Problem to solve. The expected answer is every line from the material below that has the word "Number".

Data for review.
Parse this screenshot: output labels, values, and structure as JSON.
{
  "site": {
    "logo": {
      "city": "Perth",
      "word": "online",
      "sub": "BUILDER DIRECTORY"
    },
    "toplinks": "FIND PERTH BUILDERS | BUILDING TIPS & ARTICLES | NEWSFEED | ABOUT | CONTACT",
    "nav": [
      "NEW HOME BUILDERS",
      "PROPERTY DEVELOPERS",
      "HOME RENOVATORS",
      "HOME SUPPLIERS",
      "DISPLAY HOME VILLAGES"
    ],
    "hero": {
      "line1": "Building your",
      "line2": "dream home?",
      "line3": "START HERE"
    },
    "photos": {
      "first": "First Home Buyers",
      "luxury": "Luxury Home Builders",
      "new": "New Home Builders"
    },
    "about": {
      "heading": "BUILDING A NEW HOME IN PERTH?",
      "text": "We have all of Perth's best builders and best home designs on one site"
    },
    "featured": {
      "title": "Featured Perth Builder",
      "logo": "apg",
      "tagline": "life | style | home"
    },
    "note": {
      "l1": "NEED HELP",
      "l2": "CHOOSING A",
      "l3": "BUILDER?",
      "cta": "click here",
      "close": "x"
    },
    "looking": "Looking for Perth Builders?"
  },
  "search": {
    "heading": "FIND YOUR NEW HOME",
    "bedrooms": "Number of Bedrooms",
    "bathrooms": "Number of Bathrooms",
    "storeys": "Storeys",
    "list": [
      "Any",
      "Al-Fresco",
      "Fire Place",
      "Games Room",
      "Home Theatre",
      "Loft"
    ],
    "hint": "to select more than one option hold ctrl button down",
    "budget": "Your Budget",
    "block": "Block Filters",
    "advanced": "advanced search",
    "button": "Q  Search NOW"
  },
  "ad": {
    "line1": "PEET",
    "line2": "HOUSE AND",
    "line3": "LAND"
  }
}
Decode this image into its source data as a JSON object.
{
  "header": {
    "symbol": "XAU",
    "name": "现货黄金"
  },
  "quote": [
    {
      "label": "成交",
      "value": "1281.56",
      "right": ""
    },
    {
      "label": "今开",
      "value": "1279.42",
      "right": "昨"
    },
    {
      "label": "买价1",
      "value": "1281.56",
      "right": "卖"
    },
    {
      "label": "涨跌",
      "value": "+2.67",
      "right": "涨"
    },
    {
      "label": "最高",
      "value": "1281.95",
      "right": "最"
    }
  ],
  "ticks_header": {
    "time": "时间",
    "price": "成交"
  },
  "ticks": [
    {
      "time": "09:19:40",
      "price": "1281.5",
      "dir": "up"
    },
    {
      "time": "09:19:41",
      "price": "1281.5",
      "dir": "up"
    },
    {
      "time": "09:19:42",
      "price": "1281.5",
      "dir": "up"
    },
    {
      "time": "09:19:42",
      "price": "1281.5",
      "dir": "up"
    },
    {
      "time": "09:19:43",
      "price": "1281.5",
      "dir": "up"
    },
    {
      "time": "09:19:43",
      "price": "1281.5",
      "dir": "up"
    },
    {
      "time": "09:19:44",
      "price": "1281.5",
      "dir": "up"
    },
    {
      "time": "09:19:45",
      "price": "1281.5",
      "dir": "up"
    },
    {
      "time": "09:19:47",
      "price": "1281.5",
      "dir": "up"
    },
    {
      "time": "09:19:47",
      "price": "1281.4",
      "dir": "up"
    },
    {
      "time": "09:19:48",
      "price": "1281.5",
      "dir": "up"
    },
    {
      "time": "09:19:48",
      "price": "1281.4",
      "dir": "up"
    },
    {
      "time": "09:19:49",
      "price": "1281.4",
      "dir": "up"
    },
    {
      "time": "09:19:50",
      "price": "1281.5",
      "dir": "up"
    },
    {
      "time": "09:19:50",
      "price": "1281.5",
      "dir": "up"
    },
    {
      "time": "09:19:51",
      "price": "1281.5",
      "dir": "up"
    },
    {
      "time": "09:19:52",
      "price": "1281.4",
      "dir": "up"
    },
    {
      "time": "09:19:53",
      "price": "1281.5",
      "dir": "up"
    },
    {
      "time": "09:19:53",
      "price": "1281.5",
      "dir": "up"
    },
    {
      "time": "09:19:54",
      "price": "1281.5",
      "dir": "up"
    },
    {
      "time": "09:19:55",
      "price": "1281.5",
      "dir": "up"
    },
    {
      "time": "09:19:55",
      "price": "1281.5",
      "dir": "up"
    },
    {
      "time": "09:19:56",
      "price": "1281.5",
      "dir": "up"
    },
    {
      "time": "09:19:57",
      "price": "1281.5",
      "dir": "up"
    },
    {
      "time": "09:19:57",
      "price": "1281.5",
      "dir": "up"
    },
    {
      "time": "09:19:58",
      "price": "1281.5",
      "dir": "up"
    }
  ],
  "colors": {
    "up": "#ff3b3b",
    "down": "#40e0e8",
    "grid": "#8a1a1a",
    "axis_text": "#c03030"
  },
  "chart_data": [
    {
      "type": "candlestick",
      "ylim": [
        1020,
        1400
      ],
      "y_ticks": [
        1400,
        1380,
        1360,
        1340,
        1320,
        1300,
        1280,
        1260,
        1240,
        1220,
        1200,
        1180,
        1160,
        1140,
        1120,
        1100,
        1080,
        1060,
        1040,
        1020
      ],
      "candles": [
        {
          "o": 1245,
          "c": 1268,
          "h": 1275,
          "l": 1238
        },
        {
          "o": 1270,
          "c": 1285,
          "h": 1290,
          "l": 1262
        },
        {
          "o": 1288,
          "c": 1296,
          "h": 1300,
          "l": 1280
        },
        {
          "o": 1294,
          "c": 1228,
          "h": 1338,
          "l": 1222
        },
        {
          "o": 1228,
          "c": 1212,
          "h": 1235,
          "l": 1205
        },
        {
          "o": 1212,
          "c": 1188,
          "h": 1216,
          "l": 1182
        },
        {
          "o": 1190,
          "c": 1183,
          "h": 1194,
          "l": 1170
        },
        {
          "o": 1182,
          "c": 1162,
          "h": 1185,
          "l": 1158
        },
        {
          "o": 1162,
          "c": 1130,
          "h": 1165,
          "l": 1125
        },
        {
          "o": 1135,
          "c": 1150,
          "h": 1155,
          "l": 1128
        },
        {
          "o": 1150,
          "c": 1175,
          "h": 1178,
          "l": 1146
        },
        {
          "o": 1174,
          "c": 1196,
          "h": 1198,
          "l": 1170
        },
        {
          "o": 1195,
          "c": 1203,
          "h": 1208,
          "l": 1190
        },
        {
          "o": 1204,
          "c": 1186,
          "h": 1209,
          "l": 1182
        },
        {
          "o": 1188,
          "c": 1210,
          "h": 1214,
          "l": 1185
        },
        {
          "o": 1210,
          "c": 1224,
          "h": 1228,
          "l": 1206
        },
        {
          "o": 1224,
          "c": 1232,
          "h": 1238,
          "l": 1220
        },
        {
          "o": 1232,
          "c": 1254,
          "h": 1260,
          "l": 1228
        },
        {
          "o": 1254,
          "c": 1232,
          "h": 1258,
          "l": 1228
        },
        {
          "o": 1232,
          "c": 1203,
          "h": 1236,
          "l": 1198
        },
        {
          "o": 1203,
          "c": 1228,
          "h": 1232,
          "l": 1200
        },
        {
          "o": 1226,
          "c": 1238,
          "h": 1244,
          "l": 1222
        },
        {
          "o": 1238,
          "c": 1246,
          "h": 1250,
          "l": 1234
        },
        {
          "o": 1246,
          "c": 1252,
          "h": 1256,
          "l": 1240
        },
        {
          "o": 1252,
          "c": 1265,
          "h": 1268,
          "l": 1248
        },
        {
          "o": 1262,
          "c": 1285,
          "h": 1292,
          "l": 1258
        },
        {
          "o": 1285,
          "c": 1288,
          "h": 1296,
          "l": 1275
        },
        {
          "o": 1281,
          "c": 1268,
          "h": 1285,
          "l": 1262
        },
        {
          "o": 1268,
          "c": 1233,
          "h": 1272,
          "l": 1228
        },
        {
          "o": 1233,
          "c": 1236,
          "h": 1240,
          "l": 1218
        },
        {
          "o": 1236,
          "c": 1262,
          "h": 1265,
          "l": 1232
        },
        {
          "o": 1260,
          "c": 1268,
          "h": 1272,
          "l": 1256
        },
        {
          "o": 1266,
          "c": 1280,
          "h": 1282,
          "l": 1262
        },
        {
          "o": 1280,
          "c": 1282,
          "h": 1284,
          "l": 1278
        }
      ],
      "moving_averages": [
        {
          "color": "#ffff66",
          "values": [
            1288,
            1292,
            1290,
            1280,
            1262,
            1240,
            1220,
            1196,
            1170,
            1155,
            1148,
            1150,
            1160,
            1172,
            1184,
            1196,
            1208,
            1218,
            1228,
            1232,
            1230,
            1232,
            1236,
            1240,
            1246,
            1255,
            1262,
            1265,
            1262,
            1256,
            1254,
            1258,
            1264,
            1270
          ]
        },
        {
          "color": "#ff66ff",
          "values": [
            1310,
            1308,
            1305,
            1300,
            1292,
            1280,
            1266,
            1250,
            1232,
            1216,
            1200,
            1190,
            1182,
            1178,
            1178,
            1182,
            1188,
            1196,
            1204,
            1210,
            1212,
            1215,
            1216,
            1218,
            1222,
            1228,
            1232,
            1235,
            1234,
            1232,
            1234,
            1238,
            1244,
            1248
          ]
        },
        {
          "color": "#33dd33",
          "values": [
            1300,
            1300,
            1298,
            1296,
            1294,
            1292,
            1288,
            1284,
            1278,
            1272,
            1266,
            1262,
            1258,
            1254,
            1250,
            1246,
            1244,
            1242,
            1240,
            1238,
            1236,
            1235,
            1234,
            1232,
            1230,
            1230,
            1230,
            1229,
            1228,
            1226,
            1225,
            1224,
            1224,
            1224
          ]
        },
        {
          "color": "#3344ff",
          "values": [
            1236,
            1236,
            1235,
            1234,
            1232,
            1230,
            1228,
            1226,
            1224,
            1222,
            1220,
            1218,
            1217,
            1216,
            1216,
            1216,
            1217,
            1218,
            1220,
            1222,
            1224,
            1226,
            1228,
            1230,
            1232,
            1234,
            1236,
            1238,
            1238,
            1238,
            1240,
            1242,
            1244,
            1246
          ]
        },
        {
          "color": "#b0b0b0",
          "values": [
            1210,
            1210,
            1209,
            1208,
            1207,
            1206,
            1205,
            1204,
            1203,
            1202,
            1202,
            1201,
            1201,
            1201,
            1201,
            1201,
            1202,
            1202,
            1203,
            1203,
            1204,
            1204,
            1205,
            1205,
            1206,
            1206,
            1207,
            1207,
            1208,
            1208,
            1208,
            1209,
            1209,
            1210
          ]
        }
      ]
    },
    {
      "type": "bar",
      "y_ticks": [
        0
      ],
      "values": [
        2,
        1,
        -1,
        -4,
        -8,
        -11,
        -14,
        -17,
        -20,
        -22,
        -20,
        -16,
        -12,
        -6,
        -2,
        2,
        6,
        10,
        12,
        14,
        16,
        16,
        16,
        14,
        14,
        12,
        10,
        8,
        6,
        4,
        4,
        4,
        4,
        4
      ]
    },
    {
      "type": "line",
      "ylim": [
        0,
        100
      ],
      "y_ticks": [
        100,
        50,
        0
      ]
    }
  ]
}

Answer below.
    "bedrooms": "Number of Bedrooms",
    "bathrooms": "Number of Bathrooms",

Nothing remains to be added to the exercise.